Your task: Count lines, not occurrences: report how many lines in the records hold the string "shipping", and nothing else.
(Beginning of Data for this task)
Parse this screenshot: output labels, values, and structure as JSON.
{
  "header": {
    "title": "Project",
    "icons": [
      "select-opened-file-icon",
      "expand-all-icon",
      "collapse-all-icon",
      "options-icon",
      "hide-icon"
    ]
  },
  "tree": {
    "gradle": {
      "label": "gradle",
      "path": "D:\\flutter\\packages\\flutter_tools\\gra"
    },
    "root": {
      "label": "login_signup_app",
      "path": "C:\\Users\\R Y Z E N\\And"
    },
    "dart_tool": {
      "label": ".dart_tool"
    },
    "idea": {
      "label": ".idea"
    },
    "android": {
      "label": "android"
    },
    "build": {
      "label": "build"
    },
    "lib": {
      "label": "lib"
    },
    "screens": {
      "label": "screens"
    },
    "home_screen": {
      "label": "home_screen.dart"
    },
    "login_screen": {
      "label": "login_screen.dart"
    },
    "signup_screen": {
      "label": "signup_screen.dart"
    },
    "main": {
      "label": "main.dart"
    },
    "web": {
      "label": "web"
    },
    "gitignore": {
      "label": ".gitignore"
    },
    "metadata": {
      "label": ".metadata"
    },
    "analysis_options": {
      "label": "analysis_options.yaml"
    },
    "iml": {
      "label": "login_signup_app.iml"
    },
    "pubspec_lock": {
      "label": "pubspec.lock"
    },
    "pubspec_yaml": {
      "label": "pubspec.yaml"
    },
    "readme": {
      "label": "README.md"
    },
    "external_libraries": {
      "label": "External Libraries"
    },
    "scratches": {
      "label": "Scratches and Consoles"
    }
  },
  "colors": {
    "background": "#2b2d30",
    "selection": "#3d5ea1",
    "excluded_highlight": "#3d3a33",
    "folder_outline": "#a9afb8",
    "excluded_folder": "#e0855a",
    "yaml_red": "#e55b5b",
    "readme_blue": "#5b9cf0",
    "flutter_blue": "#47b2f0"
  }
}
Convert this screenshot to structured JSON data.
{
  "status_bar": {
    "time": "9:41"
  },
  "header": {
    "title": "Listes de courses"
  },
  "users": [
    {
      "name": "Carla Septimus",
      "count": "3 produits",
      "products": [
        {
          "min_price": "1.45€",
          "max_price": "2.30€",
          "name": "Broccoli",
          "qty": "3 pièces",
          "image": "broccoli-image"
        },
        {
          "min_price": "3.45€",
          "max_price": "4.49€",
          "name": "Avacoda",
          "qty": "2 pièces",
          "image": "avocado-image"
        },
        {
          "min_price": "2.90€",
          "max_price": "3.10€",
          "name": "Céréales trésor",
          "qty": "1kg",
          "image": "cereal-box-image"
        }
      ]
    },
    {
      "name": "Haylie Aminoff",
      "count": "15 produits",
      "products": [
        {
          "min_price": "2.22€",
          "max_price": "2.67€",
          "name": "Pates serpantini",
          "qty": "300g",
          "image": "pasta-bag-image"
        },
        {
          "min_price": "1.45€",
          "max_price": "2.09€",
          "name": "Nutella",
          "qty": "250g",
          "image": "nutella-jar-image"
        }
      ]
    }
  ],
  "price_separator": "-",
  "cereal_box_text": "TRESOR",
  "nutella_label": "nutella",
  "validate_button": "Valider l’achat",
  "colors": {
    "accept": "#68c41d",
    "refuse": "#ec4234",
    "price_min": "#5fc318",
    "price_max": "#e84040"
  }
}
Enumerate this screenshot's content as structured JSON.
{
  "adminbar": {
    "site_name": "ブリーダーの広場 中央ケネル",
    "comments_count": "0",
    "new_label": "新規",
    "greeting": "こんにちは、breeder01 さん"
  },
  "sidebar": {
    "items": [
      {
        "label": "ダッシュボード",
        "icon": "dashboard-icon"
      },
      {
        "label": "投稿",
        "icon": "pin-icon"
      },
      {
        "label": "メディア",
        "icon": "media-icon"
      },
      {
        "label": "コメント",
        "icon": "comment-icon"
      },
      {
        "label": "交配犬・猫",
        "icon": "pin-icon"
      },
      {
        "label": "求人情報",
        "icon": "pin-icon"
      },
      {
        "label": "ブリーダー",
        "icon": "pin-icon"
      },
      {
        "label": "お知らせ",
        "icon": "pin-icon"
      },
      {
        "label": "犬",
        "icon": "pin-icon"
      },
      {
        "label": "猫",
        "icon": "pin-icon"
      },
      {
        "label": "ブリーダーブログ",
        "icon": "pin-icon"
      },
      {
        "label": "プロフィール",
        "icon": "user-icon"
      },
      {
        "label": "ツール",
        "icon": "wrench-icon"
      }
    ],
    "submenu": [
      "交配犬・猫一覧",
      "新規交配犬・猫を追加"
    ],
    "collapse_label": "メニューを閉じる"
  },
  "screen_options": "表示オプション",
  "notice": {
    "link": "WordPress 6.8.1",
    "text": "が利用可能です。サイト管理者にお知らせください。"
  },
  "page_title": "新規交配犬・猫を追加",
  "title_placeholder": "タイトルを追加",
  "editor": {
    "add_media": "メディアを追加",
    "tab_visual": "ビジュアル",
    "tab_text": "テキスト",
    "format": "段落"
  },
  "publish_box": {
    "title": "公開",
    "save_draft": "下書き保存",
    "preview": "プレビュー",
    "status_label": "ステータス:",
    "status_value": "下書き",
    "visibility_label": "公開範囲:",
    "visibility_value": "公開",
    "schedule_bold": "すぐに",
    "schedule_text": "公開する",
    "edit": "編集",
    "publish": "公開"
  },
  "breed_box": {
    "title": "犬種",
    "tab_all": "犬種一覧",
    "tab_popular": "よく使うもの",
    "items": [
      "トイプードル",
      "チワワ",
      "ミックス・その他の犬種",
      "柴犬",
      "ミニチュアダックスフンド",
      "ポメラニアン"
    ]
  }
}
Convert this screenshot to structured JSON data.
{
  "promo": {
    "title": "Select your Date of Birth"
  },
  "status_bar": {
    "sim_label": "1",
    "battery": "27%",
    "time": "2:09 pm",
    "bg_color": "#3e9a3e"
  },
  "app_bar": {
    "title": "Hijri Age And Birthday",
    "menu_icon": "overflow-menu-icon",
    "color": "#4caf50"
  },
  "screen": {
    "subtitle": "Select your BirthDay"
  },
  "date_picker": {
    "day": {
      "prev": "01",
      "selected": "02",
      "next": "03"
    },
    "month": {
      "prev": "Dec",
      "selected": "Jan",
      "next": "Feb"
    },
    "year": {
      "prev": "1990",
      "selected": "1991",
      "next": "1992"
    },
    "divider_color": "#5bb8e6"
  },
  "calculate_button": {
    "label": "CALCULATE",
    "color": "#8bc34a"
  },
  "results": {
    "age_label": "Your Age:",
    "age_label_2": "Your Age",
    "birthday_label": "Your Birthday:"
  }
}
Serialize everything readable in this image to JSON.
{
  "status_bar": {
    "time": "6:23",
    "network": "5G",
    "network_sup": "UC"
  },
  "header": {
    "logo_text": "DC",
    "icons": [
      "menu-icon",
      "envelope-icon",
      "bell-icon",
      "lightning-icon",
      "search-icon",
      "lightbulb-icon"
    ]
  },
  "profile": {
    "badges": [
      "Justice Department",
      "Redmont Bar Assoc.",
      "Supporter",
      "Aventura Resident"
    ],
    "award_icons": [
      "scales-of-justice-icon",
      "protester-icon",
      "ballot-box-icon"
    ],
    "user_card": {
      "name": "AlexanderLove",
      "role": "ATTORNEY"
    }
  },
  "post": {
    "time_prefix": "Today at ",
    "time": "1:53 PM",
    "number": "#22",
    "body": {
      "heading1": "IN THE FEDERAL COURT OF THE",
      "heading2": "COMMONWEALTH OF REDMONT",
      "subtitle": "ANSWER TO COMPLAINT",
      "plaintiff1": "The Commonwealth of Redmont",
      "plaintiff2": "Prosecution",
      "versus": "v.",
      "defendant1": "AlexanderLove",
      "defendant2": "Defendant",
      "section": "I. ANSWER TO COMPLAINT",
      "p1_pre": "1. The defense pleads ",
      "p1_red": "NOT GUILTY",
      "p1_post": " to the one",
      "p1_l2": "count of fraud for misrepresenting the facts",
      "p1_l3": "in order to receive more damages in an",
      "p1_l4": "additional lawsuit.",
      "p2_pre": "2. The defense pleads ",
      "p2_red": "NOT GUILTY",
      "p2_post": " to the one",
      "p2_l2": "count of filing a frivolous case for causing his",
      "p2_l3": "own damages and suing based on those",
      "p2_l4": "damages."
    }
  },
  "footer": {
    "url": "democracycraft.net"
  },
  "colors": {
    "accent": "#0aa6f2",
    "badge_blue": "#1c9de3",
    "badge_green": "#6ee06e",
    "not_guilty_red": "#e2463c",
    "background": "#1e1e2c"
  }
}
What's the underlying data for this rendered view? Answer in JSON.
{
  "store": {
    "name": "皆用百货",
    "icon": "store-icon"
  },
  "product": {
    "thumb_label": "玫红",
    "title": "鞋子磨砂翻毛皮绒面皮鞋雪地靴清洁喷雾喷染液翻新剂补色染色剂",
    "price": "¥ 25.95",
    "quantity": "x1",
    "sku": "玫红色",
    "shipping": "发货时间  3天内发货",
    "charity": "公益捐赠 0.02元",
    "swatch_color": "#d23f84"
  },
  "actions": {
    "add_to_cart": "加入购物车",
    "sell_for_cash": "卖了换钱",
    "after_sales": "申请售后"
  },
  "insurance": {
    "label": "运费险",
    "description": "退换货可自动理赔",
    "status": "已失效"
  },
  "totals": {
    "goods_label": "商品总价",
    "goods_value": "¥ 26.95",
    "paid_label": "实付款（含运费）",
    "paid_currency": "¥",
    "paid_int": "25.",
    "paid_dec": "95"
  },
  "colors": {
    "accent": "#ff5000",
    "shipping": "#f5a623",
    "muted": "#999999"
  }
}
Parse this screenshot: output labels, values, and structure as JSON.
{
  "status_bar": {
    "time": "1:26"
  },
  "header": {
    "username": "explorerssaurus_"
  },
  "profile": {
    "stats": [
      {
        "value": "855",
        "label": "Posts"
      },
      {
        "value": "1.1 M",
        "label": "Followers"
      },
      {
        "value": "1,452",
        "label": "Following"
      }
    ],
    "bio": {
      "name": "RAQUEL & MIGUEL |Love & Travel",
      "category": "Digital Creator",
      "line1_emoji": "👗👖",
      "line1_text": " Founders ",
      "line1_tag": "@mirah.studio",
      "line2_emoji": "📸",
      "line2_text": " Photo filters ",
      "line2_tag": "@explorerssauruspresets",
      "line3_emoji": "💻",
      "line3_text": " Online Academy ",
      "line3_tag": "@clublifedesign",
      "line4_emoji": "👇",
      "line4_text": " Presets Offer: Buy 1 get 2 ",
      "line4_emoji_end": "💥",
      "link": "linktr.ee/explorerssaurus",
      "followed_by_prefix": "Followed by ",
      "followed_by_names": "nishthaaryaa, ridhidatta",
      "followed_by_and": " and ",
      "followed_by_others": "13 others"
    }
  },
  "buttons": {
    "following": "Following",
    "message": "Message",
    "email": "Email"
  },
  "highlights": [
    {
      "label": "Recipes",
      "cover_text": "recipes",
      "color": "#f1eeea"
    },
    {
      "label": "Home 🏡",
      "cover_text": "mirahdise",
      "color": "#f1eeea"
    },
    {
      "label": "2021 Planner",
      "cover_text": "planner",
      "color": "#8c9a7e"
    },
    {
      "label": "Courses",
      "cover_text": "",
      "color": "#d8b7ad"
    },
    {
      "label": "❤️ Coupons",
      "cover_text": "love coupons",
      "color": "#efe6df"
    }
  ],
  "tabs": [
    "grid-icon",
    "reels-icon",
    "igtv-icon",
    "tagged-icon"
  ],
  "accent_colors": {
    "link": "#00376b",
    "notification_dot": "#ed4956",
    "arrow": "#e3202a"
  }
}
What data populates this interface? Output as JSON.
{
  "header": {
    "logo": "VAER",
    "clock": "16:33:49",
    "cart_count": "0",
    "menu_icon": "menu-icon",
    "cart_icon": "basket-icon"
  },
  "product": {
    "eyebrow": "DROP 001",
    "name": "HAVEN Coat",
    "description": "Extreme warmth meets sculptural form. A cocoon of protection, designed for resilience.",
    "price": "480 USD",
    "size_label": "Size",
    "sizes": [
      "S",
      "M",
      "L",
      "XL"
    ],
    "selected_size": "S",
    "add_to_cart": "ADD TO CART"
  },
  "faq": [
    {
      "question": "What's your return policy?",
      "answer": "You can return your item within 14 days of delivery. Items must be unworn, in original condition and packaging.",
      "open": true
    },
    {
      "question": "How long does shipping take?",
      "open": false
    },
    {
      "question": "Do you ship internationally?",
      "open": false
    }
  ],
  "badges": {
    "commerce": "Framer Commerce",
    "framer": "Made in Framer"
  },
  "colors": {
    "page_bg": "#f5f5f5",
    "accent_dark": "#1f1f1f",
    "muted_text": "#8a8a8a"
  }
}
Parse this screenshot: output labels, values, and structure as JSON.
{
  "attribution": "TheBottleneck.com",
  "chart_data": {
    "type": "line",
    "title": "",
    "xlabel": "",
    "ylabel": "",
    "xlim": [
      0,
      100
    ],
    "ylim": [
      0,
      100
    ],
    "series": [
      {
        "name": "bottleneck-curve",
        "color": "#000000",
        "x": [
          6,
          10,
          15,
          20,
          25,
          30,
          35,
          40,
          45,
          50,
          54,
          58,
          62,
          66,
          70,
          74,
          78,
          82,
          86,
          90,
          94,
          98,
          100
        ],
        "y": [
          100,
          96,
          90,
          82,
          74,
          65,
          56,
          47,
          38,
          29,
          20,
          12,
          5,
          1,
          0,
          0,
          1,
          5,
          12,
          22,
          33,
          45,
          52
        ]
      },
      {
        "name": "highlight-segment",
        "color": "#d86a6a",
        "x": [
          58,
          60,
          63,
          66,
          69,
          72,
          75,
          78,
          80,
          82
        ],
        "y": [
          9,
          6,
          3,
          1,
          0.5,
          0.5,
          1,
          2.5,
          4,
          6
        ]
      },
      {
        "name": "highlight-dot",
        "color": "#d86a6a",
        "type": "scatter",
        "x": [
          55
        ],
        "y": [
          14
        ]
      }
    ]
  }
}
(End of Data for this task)
Output of the exercise: 3